Am I normal?
Do I fit in? Should I fit in?
Why do I feel the way I do?
When do I have to start worrying about taxes?
These are some of the “Important Questions on the Minds of Preteens” addressed by Rob Lehman, MD, and Julie Metzger, RN, MN, at Preteen Alliance luncheons held in October and November.
Both luncheons were extremely popular, with long waiting lists. Rob and Julie, who run a series of workshops for preteens and parents at both Seattle Children’s Hospital and Lucile Packard Children’s Hospital, shared insights into how preteens think.
In their talks, Julie and Rob stressed that parents should aim to reassure their preteens that the changes they are going through are normal, and offered insights about preteens, as well as suggestions for helping them through these important years.

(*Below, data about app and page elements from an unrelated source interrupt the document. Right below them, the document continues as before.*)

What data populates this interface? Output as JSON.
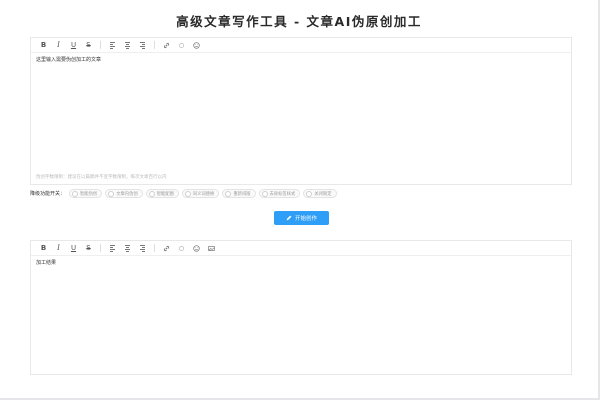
{
  "page": {
    "title": "高级文章写作工具 - 文章AI伪原创加工"
  },
  "top_editor": {
    "toolbar": {
      "bold": "B",
      "italic": "I",
      "underline": "U",
      "strike": "S"
    },
    "content": "这里输入需要伪创加工的文章",
    "hint": "伪创字数限制：建议在以篇稿件不变字数限制，每次文章百行以内"
  },
  "switches": {
    "label": "降级功能开关：",
    "options": [
      "智能伪创",
      "文章内伪创",
      "智能配图",
      "同义词替换",
      "重新排版",
      "去除标签样式",
      "关闭限定"
    ]
  },
  "action": {
    "start_label": "开始创作",
    "accent": "#2f9ef7"
  },
  "bottom_editor": {
    "toolbar": {
      "bold": "B",
      "italic": "I",
      "underline": "U",
      "strike": "S"
    },
    "content": "加工结果"
  }
}
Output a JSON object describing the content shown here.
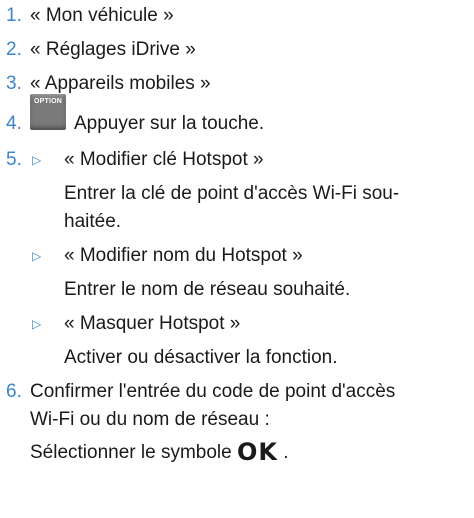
{
  "steps": [
    {
      "number": "1.",
      "text": "« Mon véhicule »"
    },
    {
      "number": "2.",
      "text": "« Réglages iDrive »"
    },
    {
      "number": "3.",
      "text": "« Appareils mobiles »"
    },
    {
      "number": "4.",
      "button_label": "OPTION",
      "text": "Appuyer sur la touche."
    },
    {
      "number": "5.",
      "options": [
        {
          "label": "« Modifier clé Hotspot »",
          "desc_line1": "Entrer la clé de point d'accès Wi-Fi sou-",
          "desc_line2": "haitée."
        },
        {
          "label": "« Modifier nom du Hotspot »",
          "desc_line1": "Entrer le nom de réseau souhaité."
        },
        {
          "label": "« Masquer Hotspot »",
          "desc_line1": "Activer ou désactiver la fonction."
        }
      ]
    },
    {
      "number": "6.",
      "line1": "Confirmer l'entrée du code de point d'accès",
      "line2": "Wi-Fi ou du nom de réseau :",
      "line3_prefix": "Sélectionner le symbole",
      "line3_symbol": "OK",
      "line3_suffix": "."
    }
  ],
  "colors": {
    "accent": "#3a86c8",
    "text": "#1a1a1a",
    "option_key": "#7a7a7a"
  },
  "bullet_icon": "triangle-right-icon"
}
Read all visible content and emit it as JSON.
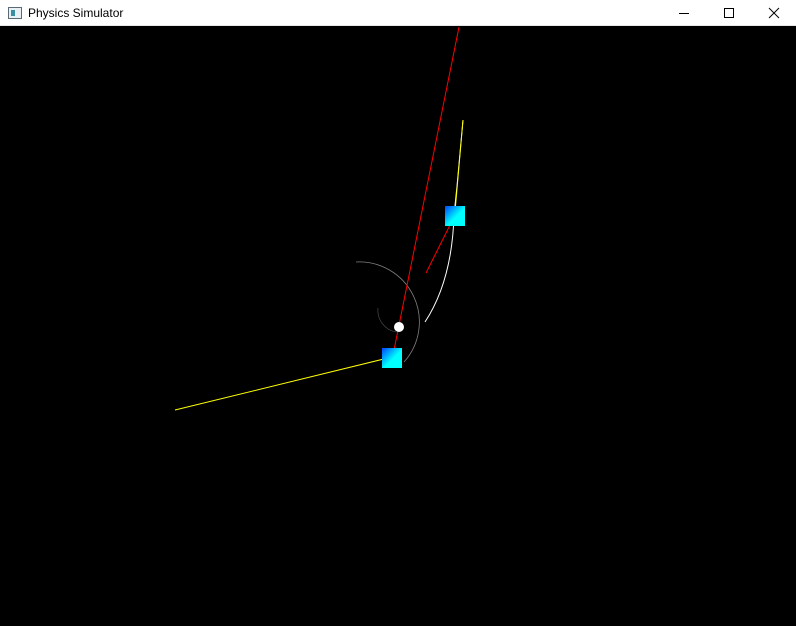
{
  "window": {
    "title": "Physics Simulator",
    "icon": "app-window-icon",
    "controls": [
      "minimize-icon",
      "maximize-icon",
      "close-icon"
    ]
  },
  "scene": {
    "background": "#000000",
    "colors": {
      "force_line": "#ff0000",
      "velocity_line": "#ffff00",
      "trail": "#ffffff",
      "orbit_arc": "#808080",
      "pivot": "#ffffff",
      "body_light": "#00ffff",
      "body_dark": "#0044ff"
    }
  }
}
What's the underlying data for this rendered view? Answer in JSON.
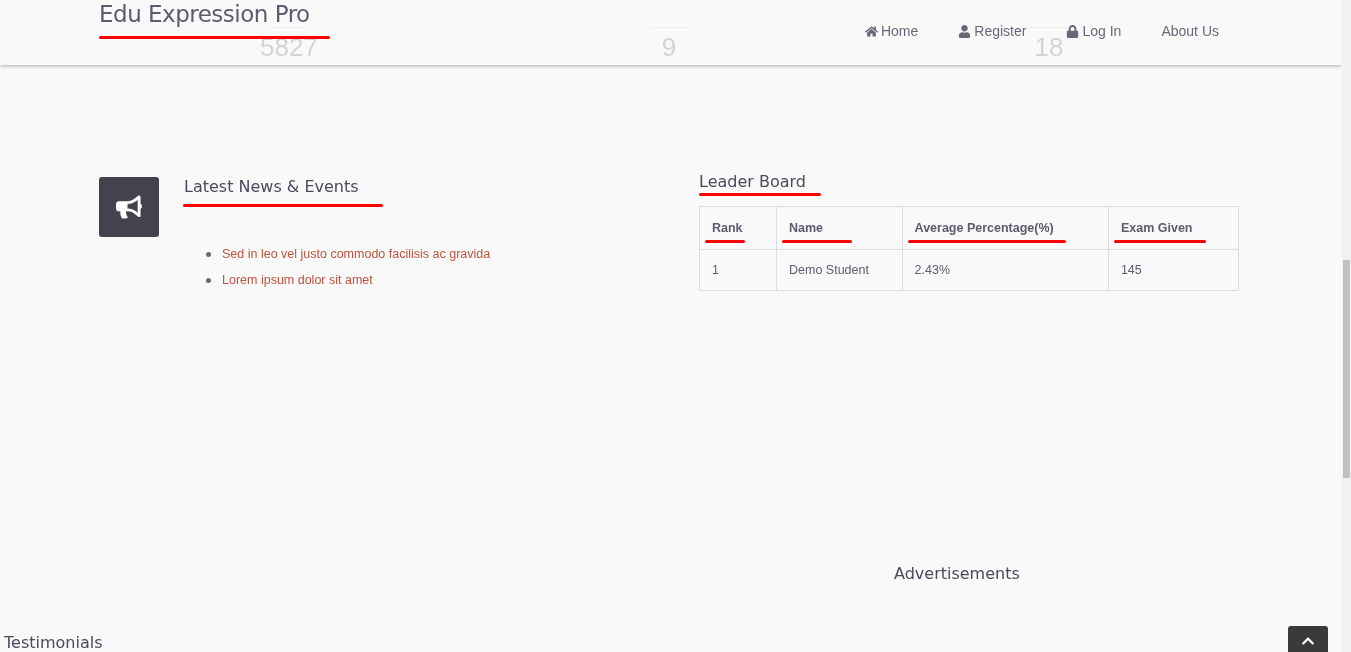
{
  "header": {
    "brand": "Edu Expression Pro",
    "nav": [
      {
        "label": "Home"
      },
      {
        "label": "Register"
      },
      {
        "label": "Log In"
      },
      {
        "label": "About Us"
      }
    ]
  },
  "stats": [
    {
      "value": "5827"
    },
    {
      "value": "9"
    },
    {
      "value": "18"
    }
  ],
  "news": {
    "title": "Latest News & Events",
    "items": [
      "Sed in leo vel justo commodo facilisis ac gravida",
      "Lorem ipsum dolor sit amet"
    ]
  },
  "leader_board": {
    "title": "Leader Board",
    "columns": [
      "Rank",
      "Name",
      "Average Percentage(%)",
      "Exam Given"
    ],
    "rows": [
      [
        "1",
        "Demo Student",
        "2.43%",
        "145"
      ]
    ]
  },
  "advertisements": {
    "title": "Advertisements"
  },
  "testimonials": {
    "title": "Testimonials"
  }
}
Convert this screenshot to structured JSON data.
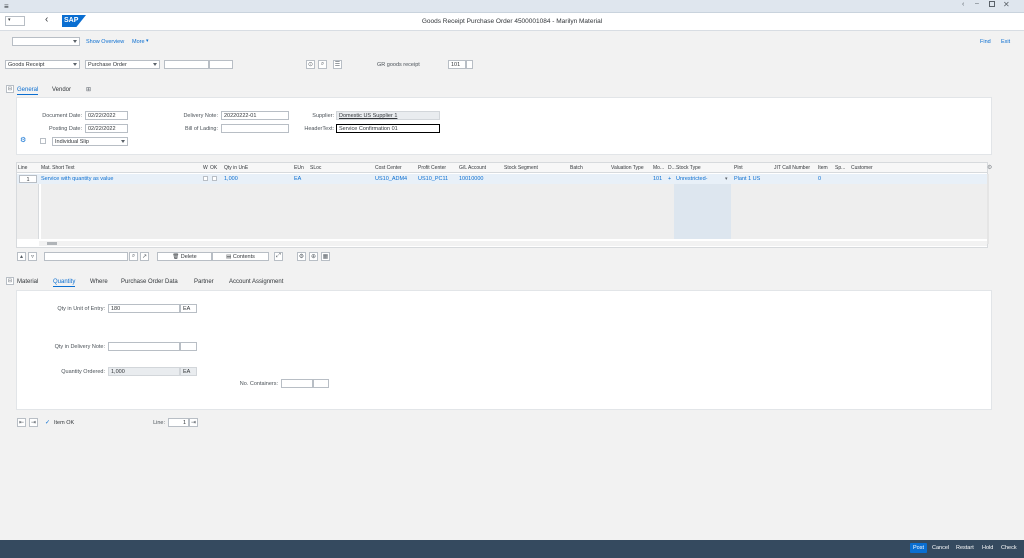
{
  "window": {
    "title": "Goods Receipt Purchase Order 4500001084 - Marilyn Material"
  },
  "shell": {
    "logo": "SAP",
    "show_overview": "Show Overview",
    "more": "More",
    "find": "Find",
    "exit": "Exit"
  },
  "toolbar": {
    "action": "Goods Receipt",
    "ref_doc": "Purchase Order",
    "git_label": "GR goods receipt",
    "movement_type": "101"
  },
  "header_tabs": [
    "General",
    "Vendor"
  ],
  "general": {
    "document_date_label": "Document Date:",
    "document_date": "02/22/2022",
    "posting_date_label": "Posting Date:",
    "posting_date": "02/22/2022",
    "delivery_note_label": "Delivery Note:",
    "delivery_note": "20220222-01",
    "bill_of_lading_label": "Bill of Lading:",
    "bill_of_lading": "",
    "supplier_label": "Supplier:",
    "supplier": "Domestic US Supplier 1",
    "header_text_label": "HeaderText:",
    "header_text": "Service Confirmation 01",
    "slip": "Individual Slip"
  },
  "grid": {
    "columns": [
      "Line",
      "Mat. Short Text",
      "W",
      "OK",
      "Qty in UnE",
      "EUn",
      "SLoc",
      "Cost Center",
      "Profit Center",
      "G/L Account",
      "Stock Segment",
      "Batch",
      "Valuation Type",
      "Mo...",
      "D...",
      "Stock Type",
      "Plnt",
      "JIT Call Number",
      "Item",
      "Sp...",
      "Customer"
    ],
    "rows": [
      {
        "line": "1",
        "text": "Service with quantity as value",
        "qty": "1,000",
        "eun": "EA",
        "cost_center": "US10_ADM4",
        "profit_center": "US10_PC11",
        "gl_account": "10010000",
        "mvt": "101",
        "plus": "+",
        "stock_type": "Unrestricted-",
        "plant": "Plant 1 US",
        "item": "0"
      }
    ]
  },
  "grid_toolbar": {
    "delete": "Delete",
    "contents": "Contents"
  },
  "detail_tabs": [
    "Material",
    "Quantity",
    "Where",
    "Purchase Order Data",
    "Partner",
    "Account Assignment"
  ],
  "quantity": {
    "qty_entry_label": "Qty in Unit of Entry:",
    "qty_entry": "180",
    "qty_entry_unit": "EA",
    "qty_delivery_label": "Qty in Delivery Note:",
    "qty_delivery": "",
    "qty_ordered_label": "Quantity Ordered:",
    "qty_ordered": "1,000",
    "qty_ordered_unit": "EA",
    "containers_label": "No. Containers:"
  },
  "bottom": {
    "item_ok": "Item OK",
    "line_label": "Line:",
    "line_value": "1"
  },
  "footer": {
    "post": "Post",
    "cancel": "Cancel",
    "restart": "Restart",
    "hold": "Hold",
    "check": "Check"
  }
}
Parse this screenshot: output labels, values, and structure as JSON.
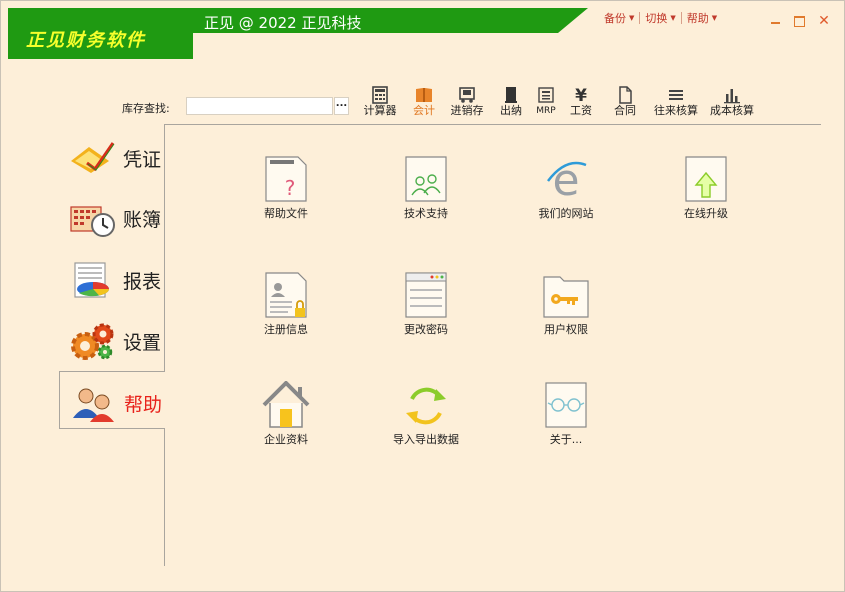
{
  "app": {
    "logo_text": "正见财务软件",
    "title": "正见 @ 2022 正见科技"
  },
  "top_menus": [
    {
      "label": "备份"
    },
    {
      "label": "切换"
    },
    {
      "label": "帮助"
    }
  ],
  "search": {
    "label": "库存查找:",
    "value": "",
    "button": "..."
  },
  "toolbar": [
    {
      "label": "计算器",
      "icon": "calculator-icon"
    },
    {
      "label": "会计",
      "icon": "book-icon",
      "active": true
    },
    {
      "label": "进销存",
      "icon": "inventory-icon"
    },
    {
      "label": "出纳",
      "icon": "cashier-icon"
    },
    {
      "label": "MRP",
      "icon": "mrp-icon"
    },
    {
      "label": "工资",
      "icon": "yen-icon"
    },
    {
      "label": "合同",
      "icon": "document-icon"
    },
    {
      "label": "往来核算",
      "icon": "list-icon"
    },
    {
      "label": "成本核算",
      "icon": "bar-chart-icon"
    }
  ],
  "sidebar": [
    {
      "label": "凭证",
      "icon": "voucher-icon"
    },
    {
      "label": "账簿",
      "icon": "ledger-icon"
    },
    {
      "label": "报表",
      "icon": "report-icon"
    },
    {
      "label": "设置",
      "icon": "gear-icon"
    },
    {
      "label": "帮助",
      "icon": "help-users-icon",
      "active": true
    }
  ],
  "main": {
    "items": [
      {
        "label": "帮助文件",
        "icon": "help-file-icon"
      },
      {
        "label": "技术支持",
        "icon": "support-icon"
      },
      {
        "label": "我们的网站",
        "icon": "website-icon"
      },
      {
        "label": "在线升级",
        "icon": "upgrade-icon"
      },
      {
        "label": "注册信息",
        "icon": "register-icon"
      },
      {
        "label": "更改密码",
        "icon": "password-icon"
      },
      {
        "label": "用户权限",
        "icon": "key-folder-icon"
      },
      {
        "label": "企业资料",
        "icon": "company-icon"
      },
      {
        "label": "导入导出数据",
        "icon": "import-export-icon"
      },
      {
        "label": "关于...",
        "icon": "about-icon"
      }
    ]
  },
  "colors": {
    "background": "#fdefd9",
    "title_band": "#1f9a12",
    "logo_text": "#f6ff2c",
    "menu_text": "#c0392b",
    "active_nav": "#e8221b",
    "active_tool": "#e0761f"
  }
}
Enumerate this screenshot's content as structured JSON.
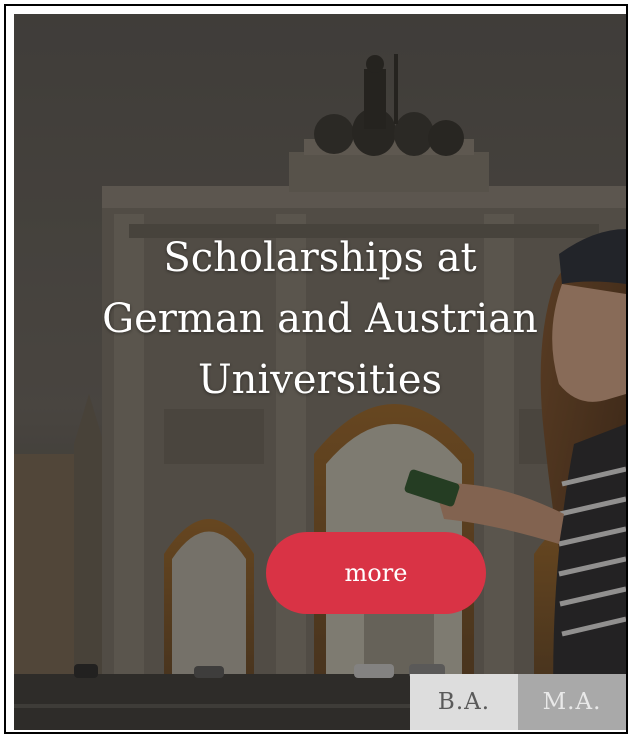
{
  "hero": {
    "headline_lines": [
      "Scholarships at",
      "German and Austrian",
      "Universities"
    ],
    "background_image": "victory-gate-and-student-with-phone",
    "overlay_color": "#19161499",
    "button_label": "more",
    "button_color": "#d93345"
  },
  "degree_tabs": [
    {
      "label": "B.A.",
      "color": "#dddddd"
    },
    {
      "label": "M.A.",
      "color": "#a9a9a9"
    }
  ]
}
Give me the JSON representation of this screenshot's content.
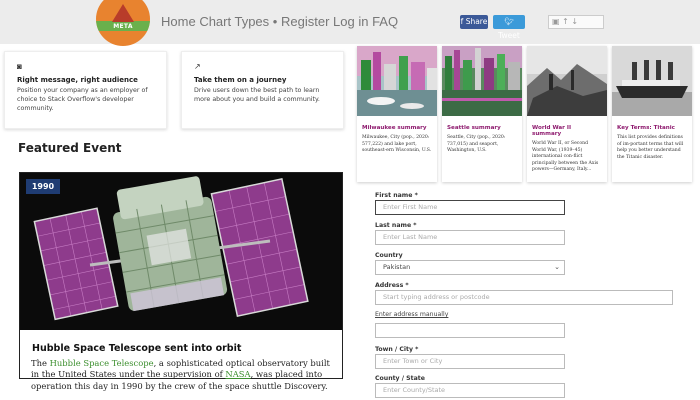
{
  "header": {
    "logo_text": "META",
    "nav": [
      "Home",
      "Chart Types",
      "Register",
      "Log in",
      "FAQ"
    ],
    "share_facebook": "Share",
    "share_twitter": "Tweet",
    "mini_widget": "▣ ↑ ↓"
  },
  "ads": [
    {
      "icon": "camera-icon",
      "title": "Right message, right audience",
      "desc": "Position your company as an employer of choice to Stack Overflow's developer community."
    },
    {
      "icon": "trend-icon",
      "title": "Take them on a journey",
      "desc": "Drive users down the best path to learn more about you and build a community."
    }
  ],
  "thumbnails": [
    {
      "caption": "Milwaukee summary",
      "text": "Milwaukee, City (pop., 2020: 577,222) and lake port, southeast-ern Wisconsin, U.S."
    },
    {
      "caption": "Seattle summary",
      "text": "Seattle, City (pop., 2020: 737,015) and seaport, Washington, U.S."
    },
    {
      "caption": "World War II summary",
      "text": "World War II, or Second World War, (1939–45) international con-flict principally between the Axis powers—Germany, Italy..."
    },
    {
      "caption": "Key Terms: Titanic",
      "text": "This list provides definitions of im-portant terms that will help you better understand the Titanic disaster."
    }
  ],
  "featured": {
    "section_title": "Featured Event",
    "year": "1990",
    "headline": "Hubble Space Telescope sent into orbit",
    "body_prefix": "The ",
    "link_hubble": "Hubble Space Telescope",
    "body_mid": ", a sophisticated optical observatory built in the United States under the supervision of ",
    "link_nasa": "NASA",
    "body_suffix": ", was placed into operation this day in 1990 by the crew of the space shuttle Discovery."
  },
  "form": {
    "first_name_label": "First name *",
    "first_name_placeholder": "Enter First Name",
    "last_name_label": "Last name *",
    "last_name_placeholder": "Enter Last Name",
    "country_label": "Country",
    "country_value": "Pakistan",
    "address_label": "Address *",
    "address_placeholder": "Start typing address or postcode",
    "manual_link": "Enter address manually",
    "city_label": "Town / City *",
    "city_placeholder": "Enter Town or City",
    "county_label": "County / State",
    "county_placeholder": "Enter County/State"
  },
  "colors": {
    "brand_orange": "#e8832f",
    "facebook": "#3b5998",
    "twitter": "#3b9ad9",
    "badge": "#1f3c73",
    "caption": "#8e1a6e",
    "link_green": "#3c8f2e"
  }
}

If it’s hard to have a face-to-face conversation with a preteen – and some preteens shy away from that — try side-by-side. The car works well for this.
When talking through important issues such as puberty and relationships, have 200 one-minute conversations, rather than one 200-minute conversation. Long, one-time discussions may be less effective than short in-the-moment conversations when opportunities naturally arise.
In order to connect with your preteen, try extending your comfort zone. One example – if your preteen refuses to learn to ski, perhaps you both could learn to snowboard.